**Work request**
Your output should be the complete listing, word for word, with no pictures in it.

**Records to use**
= = = =
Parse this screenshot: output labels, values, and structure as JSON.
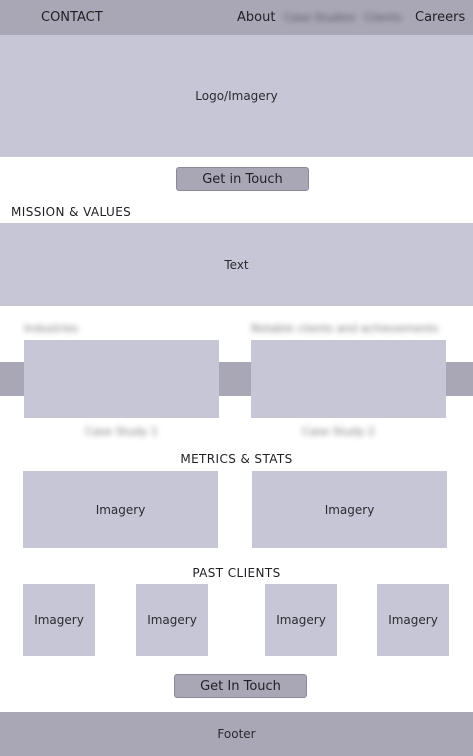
{
  "nav": {
    "contact": "CONTACT",
    "about": "About",
    "blurred_1": "Case Studies",
    "blurred_2": "Clients",
    "careers": "Careers"
  },
  "hero": {
    "label": "Logo/Imagery"
  },
  "cta_top": {
    "label": "Get in Touch"
  },
  "mission": {
    "title": "MISSION & VALUES",
    "text": "Text"
  },
  "case_studies": {
    "header_left": "Industries",
    "header_right": "Notable clients and achievements",
    "caption_left": "Case Study 1",
    "caption_right": "Case Study 2"
  },
  "metrics": {
    "title": "METRICS & STATS",
    "left": "Imagery",
    "right": "Imagery"
  },
  "clients": {
    "title": "PAST CLIENTS",
    "items": [
      "Imagery",
      "Imagery",
      "Imagery",
      "Imagery"
    ]
  },
  "cta_bottom": {
    "label": "Get In Touch"
  },
  "footer": {
    "label": "Footer"
  }
}
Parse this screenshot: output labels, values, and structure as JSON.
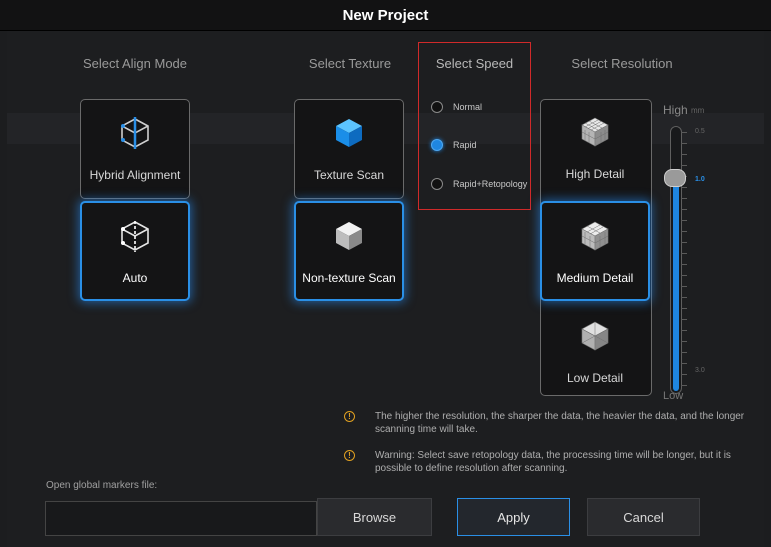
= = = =
**Exercise output**
Parse this screenshot: output labels, values, and structure as JSON.
{
  "nav": {
    "contact": "CONTACT",
    "about": "About",
    "blurred_1": "Case Studies",
    "blurred_2": "Clients",
    "careers": "Careers"
  },
  "hero": {
    "label": "Logo/Imagery"
  },
  "cta_top": {
    "label": "Get in Touch"
  },
  "mission": {
    "title": "MISSION & VALUES",
    "text": "Text"
  },
  "case_studies": {
    "header_left": "Industries",
    "header_right": "Notable clients and achievements",
    "caption_left": "Case Study 1",
    "caption_right": "Case Study 2"
  },
  "metrics": {
    "title": "METRICS & STATS",
    "left": "Imagery",
    "right": "Imagery"
  },
  "clients": {
    "title": "PAST CLIENTS",
    "items": [
      "Imagery",
      "Imagery",
      "Imagery",
      "Imagery"
    ]
  },
  "cta_bottom": {
    "label": "Get In Touch"
  },
  "footer": {
    "label": "Footer"
  }
}
Parse this screenshot: output labels, values, and structure as JSON.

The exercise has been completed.